But Steve saw something different – an opportunity to make the role his own, if only it could survive the first year.
The limited UK seasons were actually a blessing – giving the cast enough material to get started, but forcing them to create their own concepts and quirks.
The approach often fails, and we’ll probably see many more failed adaptions in the coming years. Each will try to play it safe, and it won’t make much of a cultural impact.
Steve’s approach to risk also backfires, and Dinner for Schmucks and Evan Almighty won’t go down in history.
I guess he’ll have to console himself with the enormous success of The Office, Despicable Me, The Big Short and Foxcatcher, plus a Golden Globe and an Oscar nomination.
Batman has been around in comics since 1930, a heritage that makes the character a cultural icon.
On screen, Batman has never been taken particularly seriously.
Adam West famously played the role in the 1966 movie and TV series, which was then revived by Tim Burton in 1989, and some woeful efforts from Joel Schumacher in the mid 90’s.
The idea that Batman could win an Oscar is laughable.
Or at least it used to be.
In 2005, Christopher Nolan attempted something borderline impossible; making a serious Batman movie set in the real world.
No supernatural villains, no corny one liners, no nipples on the batsuit.
The result was Batman Begins, a film so successful it launched an entire genre – the gritty reboot.
The film’s villain wasn’t particularly well known, a role that hadn’t been featured on screen before.
For Christopher Nolan, this had to have been a deliberate decision.
The first movie was about establishing a new cinematic world where Batman was plausible, and the focus had to be on establishing the main character, not a villain.
The film ended with a teaser, a calling card from a criminal known as the Joker.
It was a nice twist at the end, foreshadowing the return of a well-known nemesis, and everyone was happy.
That is, everyone was happy until the casting news came out.
We were then told that the role had gone to this guy:
The response was vitriolic – and unanimous.
This picture that reminds me about the dangers of crowd forecasting:
The world agreed, Nolan had got it wrong.
Heath Ledger couldn’t do it, and this was going to be a disaster.
The world forgot a crucial detail – Nolan hadn’t been looking for the old Joker.
He had created a new universe for Batman, and since he had some time to experiment with it, had managed to design a new Joker that specifically worked for him.

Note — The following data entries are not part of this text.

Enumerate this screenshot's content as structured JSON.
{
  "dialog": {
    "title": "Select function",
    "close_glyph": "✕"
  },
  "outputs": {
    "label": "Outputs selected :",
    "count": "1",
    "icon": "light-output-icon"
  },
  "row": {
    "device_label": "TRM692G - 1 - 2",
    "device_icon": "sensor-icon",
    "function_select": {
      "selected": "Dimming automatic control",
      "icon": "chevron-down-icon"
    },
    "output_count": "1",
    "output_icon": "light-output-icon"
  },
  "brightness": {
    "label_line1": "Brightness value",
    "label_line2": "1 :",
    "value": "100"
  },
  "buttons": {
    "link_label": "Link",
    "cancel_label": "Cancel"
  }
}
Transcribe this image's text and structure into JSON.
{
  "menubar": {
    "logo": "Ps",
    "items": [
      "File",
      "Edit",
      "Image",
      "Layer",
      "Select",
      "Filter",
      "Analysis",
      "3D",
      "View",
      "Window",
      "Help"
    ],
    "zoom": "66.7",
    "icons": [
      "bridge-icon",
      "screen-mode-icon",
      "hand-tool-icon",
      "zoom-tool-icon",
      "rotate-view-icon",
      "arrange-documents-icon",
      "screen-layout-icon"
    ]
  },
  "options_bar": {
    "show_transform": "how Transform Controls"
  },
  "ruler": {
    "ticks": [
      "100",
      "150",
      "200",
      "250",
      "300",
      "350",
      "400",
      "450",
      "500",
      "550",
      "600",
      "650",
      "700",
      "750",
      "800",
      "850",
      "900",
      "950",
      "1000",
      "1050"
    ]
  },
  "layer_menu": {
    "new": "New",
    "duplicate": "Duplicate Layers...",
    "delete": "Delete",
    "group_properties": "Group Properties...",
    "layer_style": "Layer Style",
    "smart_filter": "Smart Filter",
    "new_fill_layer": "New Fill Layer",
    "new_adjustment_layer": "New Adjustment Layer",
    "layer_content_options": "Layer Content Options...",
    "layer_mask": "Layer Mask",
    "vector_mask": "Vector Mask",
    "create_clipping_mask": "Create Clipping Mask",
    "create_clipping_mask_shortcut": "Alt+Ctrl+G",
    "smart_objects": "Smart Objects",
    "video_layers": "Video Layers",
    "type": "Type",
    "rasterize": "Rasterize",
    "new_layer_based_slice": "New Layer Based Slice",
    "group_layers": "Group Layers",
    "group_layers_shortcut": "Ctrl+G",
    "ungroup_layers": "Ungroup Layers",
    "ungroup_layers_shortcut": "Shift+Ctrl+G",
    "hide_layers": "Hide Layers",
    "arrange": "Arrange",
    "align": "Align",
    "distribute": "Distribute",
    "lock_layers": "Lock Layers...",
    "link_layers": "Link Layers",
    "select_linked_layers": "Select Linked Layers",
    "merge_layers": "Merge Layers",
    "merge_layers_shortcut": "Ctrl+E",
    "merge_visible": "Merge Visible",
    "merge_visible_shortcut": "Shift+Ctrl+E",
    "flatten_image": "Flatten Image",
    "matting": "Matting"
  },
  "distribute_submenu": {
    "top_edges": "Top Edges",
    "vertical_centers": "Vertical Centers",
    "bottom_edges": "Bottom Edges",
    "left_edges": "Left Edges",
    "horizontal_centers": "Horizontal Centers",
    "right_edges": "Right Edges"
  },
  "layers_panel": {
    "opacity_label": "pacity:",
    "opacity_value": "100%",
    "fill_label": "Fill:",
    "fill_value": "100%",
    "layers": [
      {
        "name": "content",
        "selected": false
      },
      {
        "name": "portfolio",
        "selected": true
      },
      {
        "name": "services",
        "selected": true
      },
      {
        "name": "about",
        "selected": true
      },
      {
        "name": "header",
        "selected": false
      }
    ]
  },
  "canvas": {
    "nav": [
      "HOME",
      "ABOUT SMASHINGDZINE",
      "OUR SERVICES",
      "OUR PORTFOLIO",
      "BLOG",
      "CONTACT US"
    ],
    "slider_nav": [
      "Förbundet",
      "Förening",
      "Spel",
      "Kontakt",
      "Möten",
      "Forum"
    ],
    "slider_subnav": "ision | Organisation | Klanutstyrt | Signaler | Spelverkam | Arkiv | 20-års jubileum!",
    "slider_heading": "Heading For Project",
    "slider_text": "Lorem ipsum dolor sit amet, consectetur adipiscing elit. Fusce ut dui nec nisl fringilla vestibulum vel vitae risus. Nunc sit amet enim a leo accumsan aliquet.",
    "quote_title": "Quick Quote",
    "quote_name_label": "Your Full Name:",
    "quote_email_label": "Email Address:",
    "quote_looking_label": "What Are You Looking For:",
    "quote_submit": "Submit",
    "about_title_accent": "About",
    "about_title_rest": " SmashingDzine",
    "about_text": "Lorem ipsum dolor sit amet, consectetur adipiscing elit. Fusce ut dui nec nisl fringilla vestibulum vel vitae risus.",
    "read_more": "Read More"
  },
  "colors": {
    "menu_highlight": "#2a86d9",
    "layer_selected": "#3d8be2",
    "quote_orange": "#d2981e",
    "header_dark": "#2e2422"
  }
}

To do that, the requirement wasn’t “Who looks like The Joker” but instead “Who is the most creative actor who can take a risk something original”
When you look at it like that, the choice makes more sense.

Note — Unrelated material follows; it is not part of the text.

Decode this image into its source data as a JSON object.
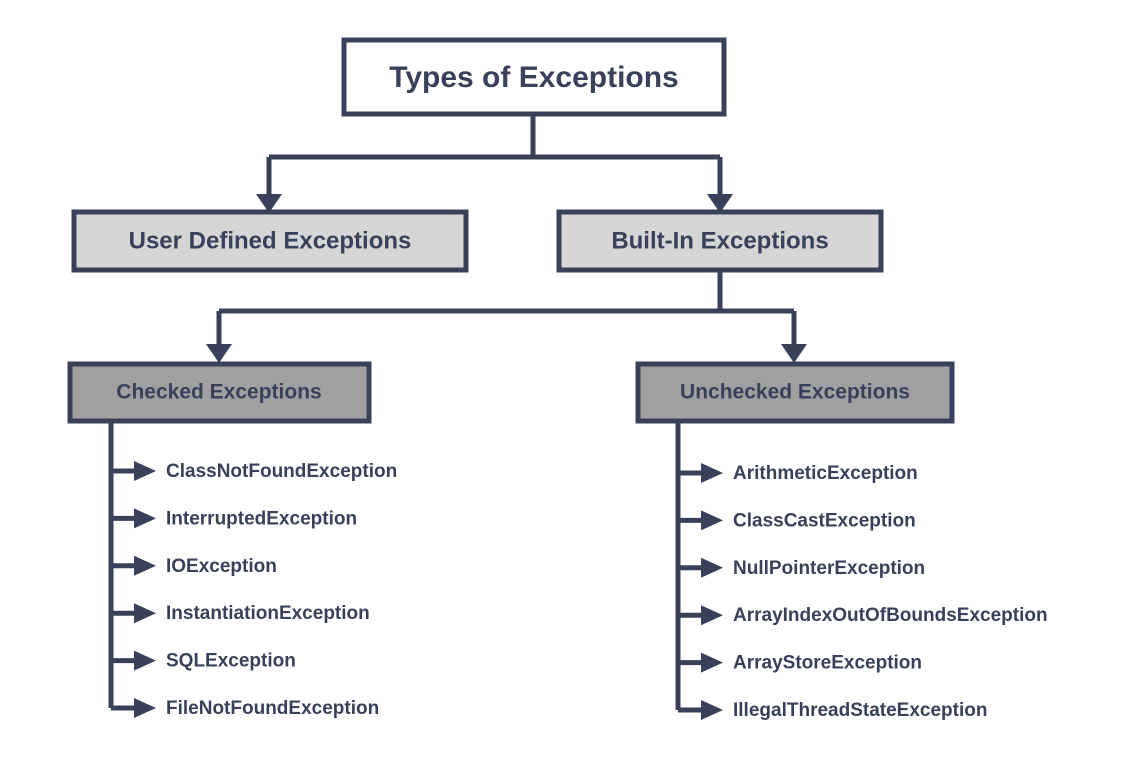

Ricky Gervais has a great quote:
“I’m jealous of people who haven’t seen The Godfather, because they get to watch The Godfather for the first time”
That’s how I feel about The Dark Knight.
Heath Ledger didn’t become Jack Nicholson, or Cesar Romero.
He developed a different kind of crazy; famously created by locking himself in a motel room alone for six weeks.
The results are stunning.
You can’t take your eyes off him, a completely transfixing performance.
It turns out that inspiration struck from an eclectic range of sources – for example the haunting voice coming from an obscure old Tom Waits interview from 1979
What I find so impressive is the creative risk taken by both the actor and director.
Firstly, that they were willing to risk the character completely flopping and looking ridiculous.
Secondly, they waited until they had established the series before experimenting with the famous villains, learning from audience reactions and their own reflections.
Thirdly, the dedication and energy that they each brought to the project.
It would have been so easy give a safer performance based on traditional elements of the character, but that would have led to a result like Mickey Rourke in Iron Man 2 – decent but forgettable.
Tragically, Heath never got to see the end result of his work.
I can only imagine it being like the Van Gogh scene from Doctor Who – an artist who dies before receiving their highest praises.
In 2009, Heath Ledger posthumously won the Academy Award for Best Supporting Actor.
The Dark Knight is #4 on IMDB’s Top 250 movies of all time.